*Dataset rows for apps and sites:*
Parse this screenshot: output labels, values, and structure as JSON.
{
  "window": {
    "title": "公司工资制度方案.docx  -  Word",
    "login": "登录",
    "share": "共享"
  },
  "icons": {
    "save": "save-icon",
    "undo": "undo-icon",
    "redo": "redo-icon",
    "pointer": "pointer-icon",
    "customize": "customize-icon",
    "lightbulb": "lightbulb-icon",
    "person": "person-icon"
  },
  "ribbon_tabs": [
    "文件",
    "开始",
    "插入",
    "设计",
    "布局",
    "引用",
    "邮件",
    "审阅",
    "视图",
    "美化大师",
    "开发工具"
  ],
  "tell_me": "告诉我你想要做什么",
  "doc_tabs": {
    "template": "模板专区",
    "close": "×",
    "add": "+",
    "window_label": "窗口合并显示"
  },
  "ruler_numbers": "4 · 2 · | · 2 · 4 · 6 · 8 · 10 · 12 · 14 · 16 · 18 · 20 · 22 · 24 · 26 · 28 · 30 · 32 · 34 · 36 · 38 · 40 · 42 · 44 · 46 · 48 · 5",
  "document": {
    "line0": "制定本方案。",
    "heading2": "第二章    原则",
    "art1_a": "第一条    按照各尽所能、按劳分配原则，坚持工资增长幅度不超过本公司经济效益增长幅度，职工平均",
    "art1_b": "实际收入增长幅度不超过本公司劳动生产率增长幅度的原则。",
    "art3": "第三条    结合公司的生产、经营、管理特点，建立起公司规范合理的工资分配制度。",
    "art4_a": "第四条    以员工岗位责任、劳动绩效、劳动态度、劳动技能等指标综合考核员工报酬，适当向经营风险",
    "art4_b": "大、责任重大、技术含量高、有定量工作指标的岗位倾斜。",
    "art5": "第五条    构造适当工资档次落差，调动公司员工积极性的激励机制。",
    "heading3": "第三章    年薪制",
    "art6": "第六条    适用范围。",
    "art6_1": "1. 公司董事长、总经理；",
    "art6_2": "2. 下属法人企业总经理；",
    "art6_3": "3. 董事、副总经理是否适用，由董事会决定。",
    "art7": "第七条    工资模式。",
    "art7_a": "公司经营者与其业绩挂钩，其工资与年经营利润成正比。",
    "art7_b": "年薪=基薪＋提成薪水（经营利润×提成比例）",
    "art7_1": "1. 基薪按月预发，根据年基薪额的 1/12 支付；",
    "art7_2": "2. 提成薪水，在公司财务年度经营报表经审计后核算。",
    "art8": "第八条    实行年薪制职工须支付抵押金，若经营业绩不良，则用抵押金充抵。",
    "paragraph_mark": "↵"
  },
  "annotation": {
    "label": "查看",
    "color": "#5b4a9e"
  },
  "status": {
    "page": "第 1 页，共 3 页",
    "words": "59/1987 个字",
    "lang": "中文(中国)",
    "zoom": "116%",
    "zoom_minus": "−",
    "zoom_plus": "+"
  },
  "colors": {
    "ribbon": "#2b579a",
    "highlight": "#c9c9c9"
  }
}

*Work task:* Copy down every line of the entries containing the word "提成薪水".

*Exercise solution:*
    "art7_b": "年薪=基薪＋提成薪水（经营利润×提成比例）",
    "art7_2": "2. 提成薪水，在公司财务年度经营报表经审计后核算。",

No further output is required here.